Records from a collection:

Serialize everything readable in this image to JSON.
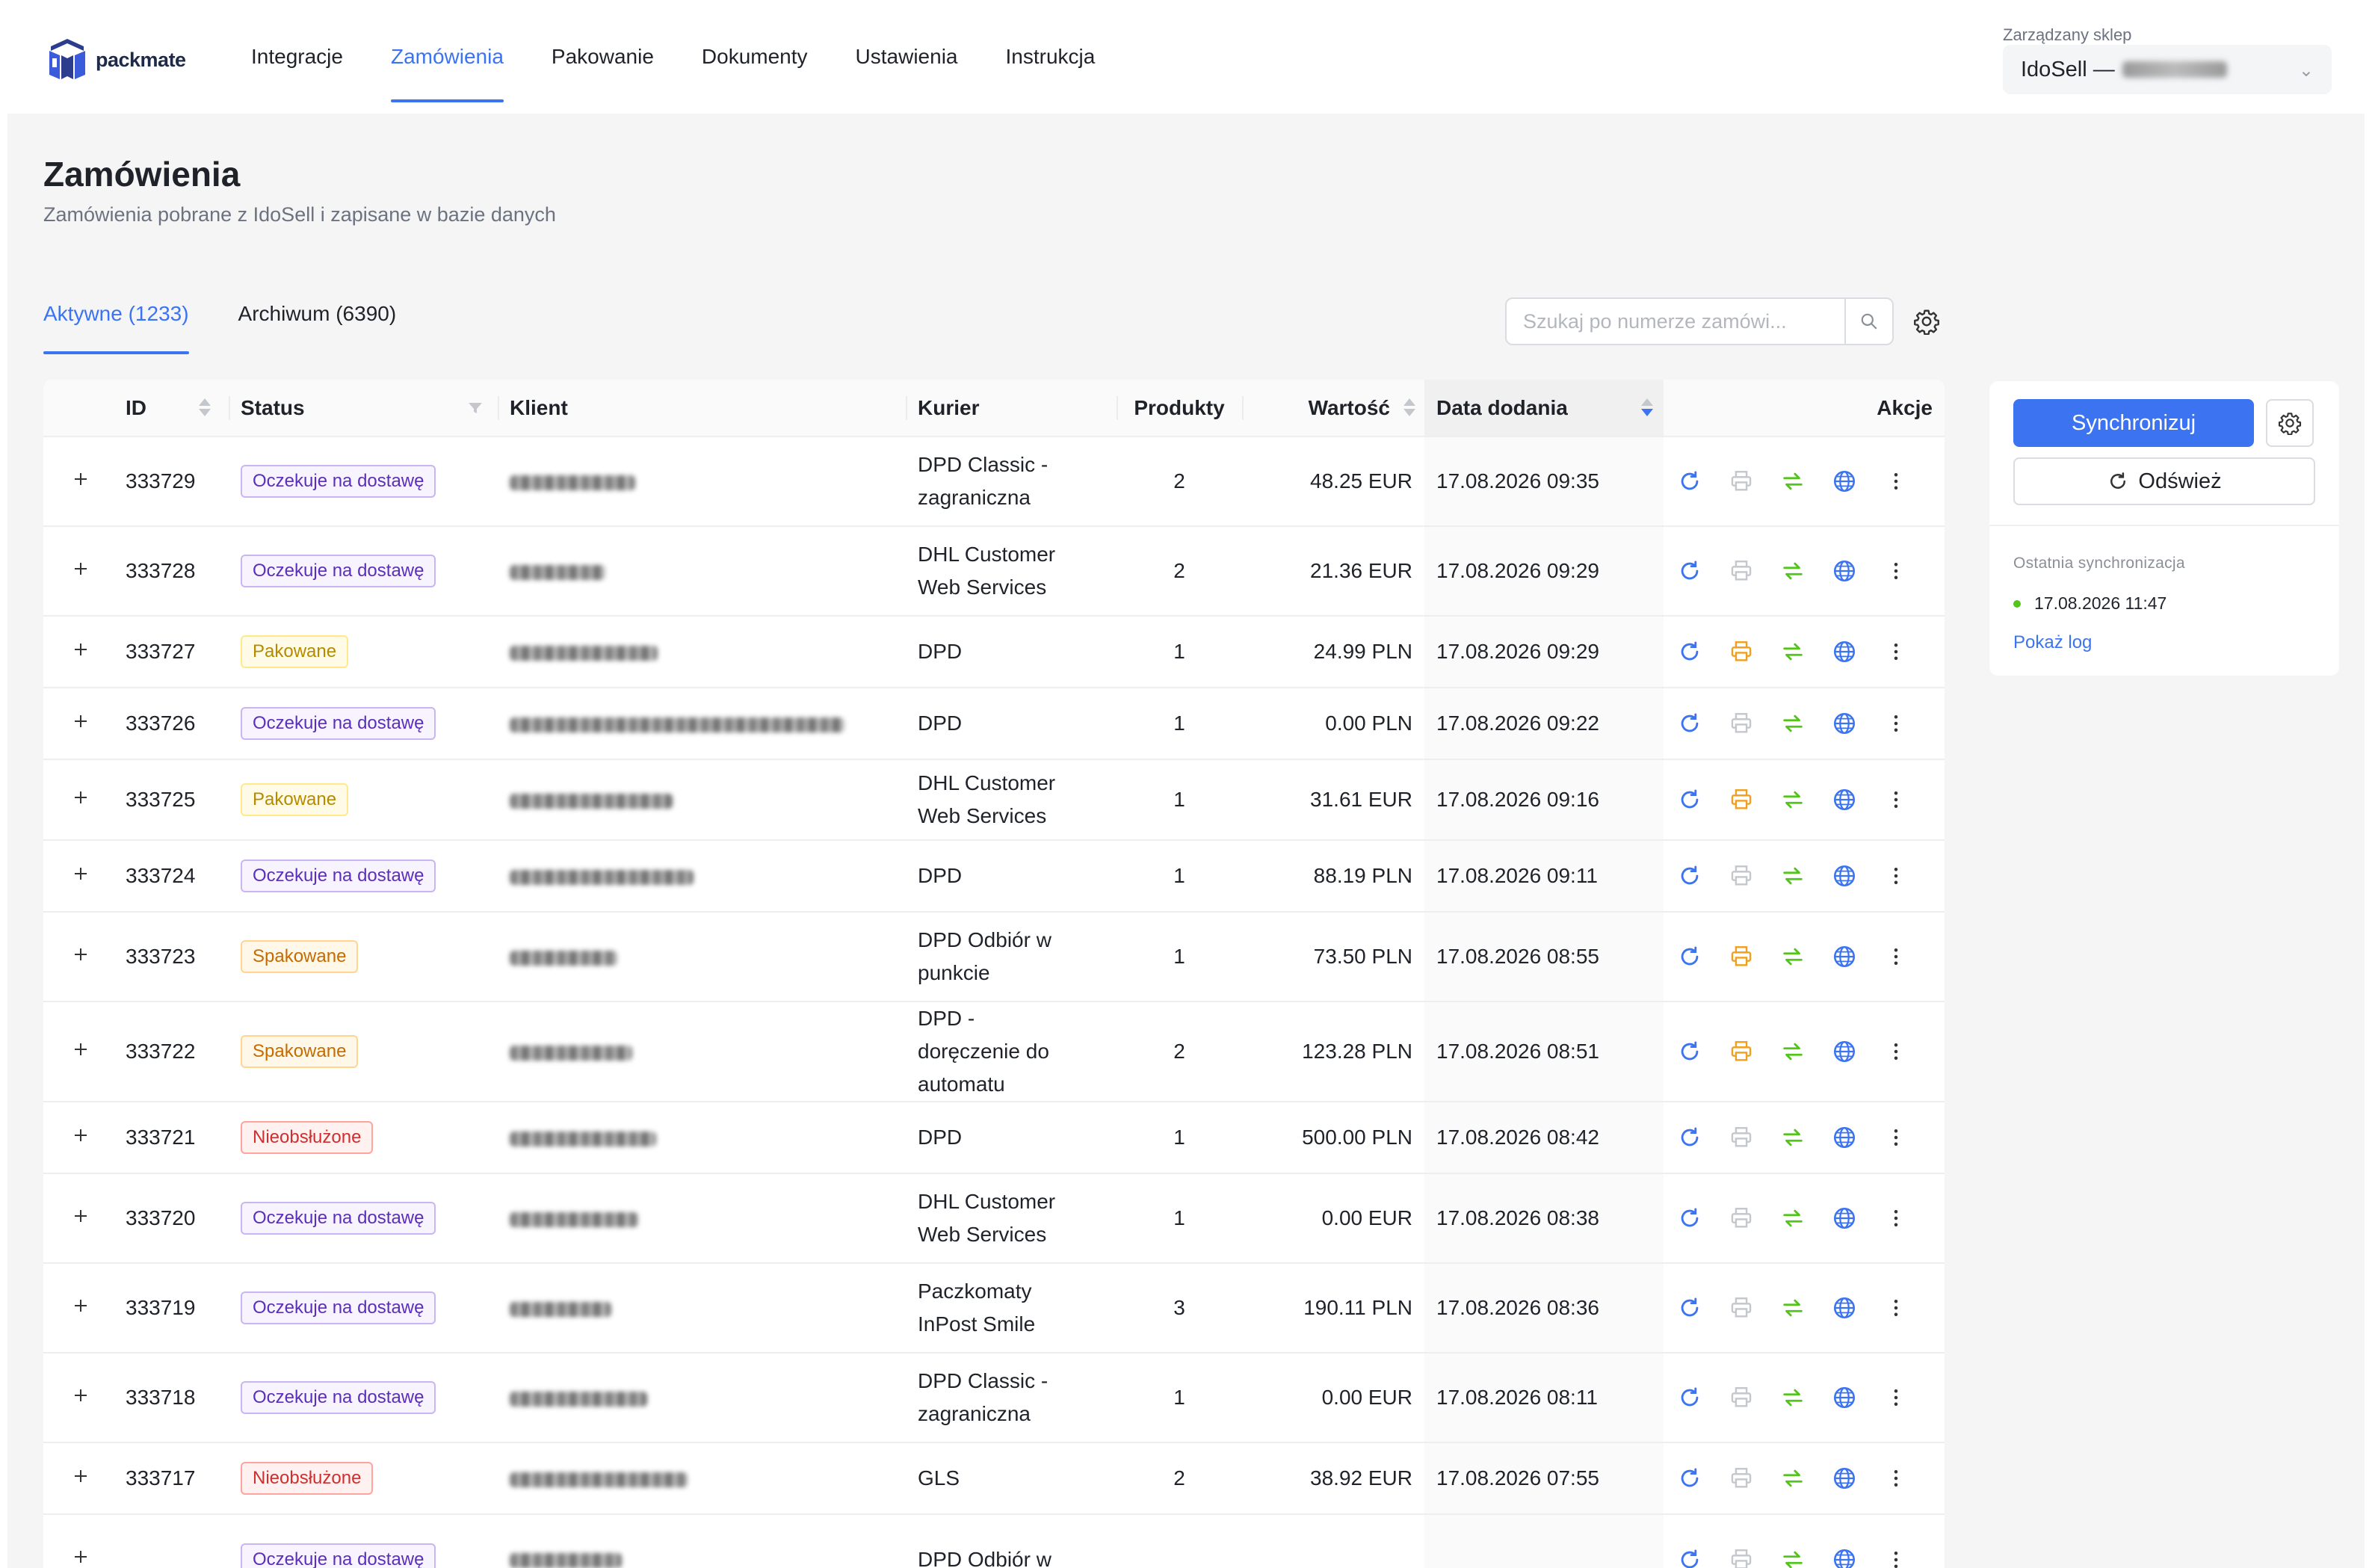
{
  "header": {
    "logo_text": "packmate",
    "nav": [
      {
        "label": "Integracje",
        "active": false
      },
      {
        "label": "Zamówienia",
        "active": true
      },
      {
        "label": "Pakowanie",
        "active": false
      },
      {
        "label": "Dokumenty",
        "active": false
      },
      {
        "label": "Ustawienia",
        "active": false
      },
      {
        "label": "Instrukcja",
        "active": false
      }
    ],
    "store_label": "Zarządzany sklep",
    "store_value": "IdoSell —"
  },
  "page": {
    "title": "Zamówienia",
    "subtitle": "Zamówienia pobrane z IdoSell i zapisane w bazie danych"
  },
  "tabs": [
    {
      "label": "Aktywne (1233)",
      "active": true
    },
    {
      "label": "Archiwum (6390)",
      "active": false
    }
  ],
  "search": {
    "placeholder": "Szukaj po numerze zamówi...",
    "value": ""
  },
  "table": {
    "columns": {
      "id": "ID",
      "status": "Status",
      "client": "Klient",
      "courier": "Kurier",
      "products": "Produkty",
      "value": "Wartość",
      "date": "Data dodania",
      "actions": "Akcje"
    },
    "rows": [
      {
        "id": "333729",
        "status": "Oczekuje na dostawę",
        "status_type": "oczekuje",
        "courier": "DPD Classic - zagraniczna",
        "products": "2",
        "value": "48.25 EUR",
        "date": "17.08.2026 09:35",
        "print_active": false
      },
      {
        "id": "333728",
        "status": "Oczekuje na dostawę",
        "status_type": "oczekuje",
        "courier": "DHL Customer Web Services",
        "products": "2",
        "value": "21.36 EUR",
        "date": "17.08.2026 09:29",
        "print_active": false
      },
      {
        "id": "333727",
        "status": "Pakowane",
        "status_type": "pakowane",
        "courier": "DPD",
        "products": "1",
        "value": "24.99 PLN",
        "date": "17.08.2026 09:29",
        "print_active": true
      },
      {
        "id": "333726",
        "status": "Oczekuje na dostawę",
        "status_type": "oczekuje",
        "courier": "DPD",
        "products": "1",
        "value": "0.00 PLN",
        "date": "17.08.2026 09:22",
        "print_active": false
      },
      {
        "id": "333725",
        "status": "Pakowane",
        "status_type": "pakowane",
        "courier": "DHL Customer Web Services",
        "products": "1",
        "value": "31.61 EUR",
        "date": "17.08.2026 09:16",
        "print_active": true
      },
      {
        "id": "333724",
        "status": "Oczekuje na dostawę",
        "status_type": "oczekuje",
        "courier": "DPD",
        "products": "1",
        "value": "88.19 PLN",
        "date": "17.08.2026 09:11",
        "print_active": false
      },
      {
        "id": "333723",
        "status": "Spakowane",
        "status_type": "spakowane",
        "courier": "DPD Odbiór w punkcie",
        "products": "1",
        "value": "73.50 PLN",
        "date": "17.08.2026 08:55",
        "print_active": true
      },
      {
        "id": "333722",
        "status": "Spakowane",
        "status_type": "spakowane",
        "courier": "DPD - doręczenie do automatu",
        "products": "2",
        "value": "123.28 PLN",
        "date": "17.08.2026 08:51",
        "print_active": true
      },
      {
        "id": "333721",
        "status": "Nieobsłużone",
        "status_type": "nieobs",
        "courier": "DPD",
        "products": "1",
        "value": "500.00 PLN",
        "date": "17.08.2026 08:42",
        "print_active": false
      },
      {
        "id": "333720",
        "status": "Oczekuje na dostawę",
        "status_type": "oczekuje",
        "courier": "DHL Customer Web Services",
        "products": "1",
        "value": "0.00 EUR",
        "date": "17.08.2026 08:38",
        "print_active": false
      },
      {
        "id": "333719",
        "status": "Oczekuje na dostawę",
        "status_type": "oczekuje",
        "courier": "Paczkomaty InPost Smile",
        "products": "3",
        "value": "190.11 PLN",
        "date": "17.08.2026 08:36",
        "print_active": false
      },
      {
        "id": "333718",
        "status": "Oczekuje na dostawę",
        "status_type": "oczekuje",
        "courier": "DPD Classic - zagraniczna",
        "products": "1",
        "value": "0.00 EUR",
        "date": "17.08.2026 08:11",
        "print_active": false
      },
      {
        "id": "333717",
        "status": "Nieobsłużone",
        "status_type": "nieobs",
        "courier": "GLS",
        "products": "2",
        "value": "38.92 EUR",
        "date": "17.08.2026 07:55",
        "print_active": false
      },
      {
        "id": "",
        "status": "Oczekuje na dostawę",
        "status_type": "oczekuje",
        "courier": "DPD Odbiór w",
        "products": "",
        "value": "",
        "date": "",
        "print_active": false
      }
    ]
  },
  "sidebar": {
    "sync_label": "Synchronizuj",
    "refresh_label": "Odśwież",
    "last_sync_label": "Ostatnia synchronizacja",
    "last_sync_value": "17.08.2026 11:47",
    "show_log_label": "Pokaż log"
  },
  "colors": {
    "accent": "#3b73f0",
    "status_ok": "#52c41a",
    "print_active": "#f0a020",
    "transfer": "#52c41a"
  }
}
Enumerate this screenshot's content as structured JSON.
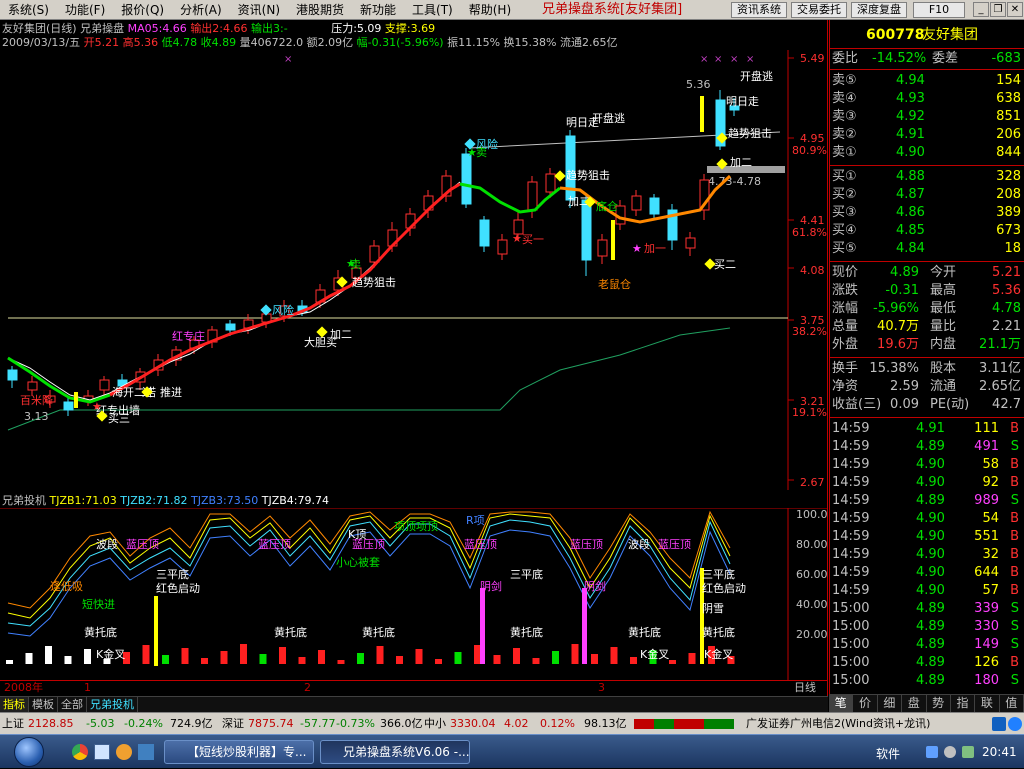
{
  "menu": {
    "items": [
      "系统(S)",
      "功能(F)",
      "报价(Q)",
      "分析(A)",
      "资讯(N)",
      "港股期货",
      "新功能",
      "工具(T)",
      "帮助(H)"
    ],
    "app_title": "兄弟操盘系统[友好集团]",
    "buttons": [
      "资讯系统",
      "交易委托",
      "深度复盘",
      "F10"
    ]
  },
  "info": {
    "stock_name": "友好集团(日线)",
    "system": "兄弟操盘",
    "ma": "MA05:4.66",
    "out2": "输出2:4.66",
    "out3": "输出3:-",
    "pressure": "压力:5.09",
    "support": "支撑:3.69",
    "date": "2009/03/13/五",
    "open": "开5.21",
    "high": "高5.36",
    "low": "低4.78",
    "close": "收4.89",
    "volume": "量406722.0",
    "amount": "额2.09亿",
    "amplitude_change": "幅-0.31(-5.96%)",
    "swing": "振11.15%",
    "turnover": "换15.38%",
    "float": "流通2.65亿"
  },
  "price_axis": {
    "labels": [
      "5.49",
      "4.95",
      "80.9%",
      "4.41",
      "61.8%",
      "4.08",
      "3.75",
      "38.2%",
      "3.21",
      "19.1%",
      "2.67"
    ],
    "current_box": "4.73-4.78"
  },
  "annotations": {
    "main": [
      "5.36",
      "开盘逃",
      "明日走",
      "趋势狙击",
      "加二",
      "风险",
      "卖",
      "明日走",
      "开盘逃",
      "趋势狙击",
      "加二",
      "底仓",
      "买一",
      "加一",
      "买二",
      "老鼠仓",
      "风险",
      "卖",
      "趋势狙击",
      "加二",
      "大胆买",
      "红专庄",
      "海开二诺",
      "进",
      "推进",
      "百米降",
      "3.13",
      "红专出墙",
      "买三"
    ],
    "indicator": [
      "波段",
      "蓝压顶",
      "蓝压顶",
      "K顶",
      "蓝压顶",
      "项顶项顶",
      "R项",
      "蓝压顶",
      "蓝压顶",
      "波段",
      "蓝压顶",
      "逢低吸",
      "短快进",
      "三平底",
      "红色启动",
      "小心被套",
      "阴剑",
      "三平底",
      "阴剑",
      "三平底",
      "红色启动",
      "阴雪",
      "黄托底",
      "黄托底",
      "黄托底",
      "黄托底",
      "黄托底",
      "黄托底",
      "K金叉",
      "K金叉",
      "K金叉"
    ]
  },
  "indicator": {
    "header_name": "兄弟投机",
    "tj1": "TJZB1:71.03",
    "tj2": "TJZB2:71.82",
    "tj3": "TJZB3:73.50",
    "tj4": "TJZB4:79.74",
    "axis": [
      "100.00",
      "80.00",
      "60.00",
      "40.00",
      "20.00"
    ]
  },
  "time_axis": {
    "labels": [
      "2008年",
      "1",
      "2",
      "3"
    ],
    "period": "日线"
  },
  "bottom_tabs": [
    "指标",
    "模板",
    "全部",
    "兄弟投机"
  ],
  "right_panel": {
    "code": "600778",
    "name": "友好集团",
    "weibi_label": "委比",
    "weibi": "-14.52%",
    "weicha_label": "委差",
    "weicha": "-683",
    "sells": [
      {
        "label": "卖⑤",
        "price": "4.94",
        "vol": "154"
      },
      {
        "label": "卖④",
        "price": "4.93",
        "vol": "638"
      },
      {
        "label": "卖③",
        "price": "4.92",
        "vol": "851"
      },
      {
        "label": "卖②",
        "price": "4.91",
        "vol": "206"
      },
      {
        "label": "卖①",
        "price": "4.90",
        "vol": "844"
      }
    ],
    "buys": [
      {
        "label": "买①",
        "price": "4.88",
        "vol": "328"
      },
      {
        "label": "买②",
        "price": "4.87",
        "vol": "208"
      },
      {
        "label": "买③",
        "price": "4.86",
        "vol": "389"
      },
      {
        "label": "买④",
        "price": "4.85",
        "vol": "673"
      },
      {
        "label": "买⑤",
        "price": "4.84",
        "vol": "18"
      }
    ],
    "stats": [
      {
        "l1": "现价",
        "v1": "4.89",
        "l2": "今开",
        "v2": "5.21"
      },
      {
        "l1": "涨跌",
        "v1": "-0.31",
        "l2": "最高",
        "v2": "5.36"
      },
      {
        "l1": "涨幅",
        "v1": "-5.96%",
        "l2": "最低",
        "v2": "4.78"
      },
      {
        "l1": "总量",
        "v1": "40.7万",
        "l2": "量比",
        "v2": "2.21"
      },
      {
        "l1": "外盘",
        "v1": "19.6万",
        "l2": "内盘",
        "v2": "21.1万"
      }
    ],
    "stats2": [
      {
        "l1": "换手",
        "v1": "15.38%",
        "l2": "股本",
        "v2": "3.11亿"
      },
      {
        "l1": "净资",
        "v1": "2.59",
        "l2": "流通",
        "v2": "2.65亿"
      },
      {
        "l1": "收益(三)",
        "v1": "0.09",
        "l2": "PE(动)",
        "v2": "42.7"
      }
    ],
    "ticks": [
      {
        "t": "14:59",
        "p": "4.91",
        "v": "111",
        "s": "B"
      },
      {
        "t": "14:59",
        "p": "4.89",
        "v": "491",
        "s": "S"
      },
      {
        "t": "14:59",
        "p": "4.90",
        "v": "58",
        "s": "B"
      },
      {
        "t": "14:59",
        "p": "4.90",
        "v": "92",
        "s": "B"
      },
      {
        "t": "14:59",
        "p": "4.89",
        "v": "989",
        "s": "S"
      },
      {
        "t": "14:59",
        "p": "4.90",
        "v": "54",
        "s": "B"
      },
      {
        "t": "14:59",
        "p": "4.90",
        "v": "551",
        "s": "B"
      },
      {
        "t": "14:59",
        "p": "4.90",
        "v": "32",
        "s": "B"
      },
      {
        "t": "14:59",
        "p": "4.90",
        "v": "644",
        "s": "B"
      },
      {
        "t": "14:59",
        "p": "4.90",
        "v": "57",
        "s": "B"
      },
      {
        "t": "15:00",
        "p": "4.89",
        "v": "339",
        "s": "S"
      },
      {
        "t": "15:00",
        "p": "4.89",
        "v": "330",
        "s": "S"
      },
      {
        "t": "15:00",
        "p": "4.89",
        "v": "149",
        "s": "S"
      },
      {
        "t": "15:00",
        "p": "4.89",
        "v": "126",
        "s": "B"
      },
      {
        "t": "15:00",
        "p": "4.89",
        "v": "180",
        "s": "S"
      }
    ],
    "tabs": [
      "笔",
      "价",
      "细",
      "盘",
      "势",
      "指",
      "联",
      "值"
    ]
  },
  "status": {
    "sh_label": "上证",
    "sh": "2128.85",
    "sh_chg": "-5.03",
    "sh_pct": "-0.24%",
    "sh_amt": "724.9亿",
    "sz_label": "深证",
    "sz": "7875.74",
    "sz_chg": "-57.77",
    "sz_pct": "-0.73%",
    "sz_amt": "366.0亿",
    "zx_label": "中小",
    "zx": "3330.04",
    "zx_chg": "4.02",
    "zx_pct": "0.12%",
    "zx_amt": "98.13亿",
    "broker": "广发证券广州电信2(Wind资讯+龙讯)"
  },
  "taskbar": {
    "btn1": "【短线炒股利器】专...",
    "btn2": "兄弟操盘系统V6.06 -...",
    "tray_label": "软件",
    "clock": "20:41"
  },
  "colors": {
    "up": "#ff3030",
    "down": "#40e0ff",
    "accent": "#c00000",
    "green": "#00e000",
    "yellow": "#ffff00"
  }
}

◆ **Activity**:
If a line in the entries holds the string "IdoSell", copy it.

◆ **Finished exercise**:
    "store_value": "IdoSell —"
    "subtitle": "Zamówienia pobrane z IdoSell i zapisane w bazie danych"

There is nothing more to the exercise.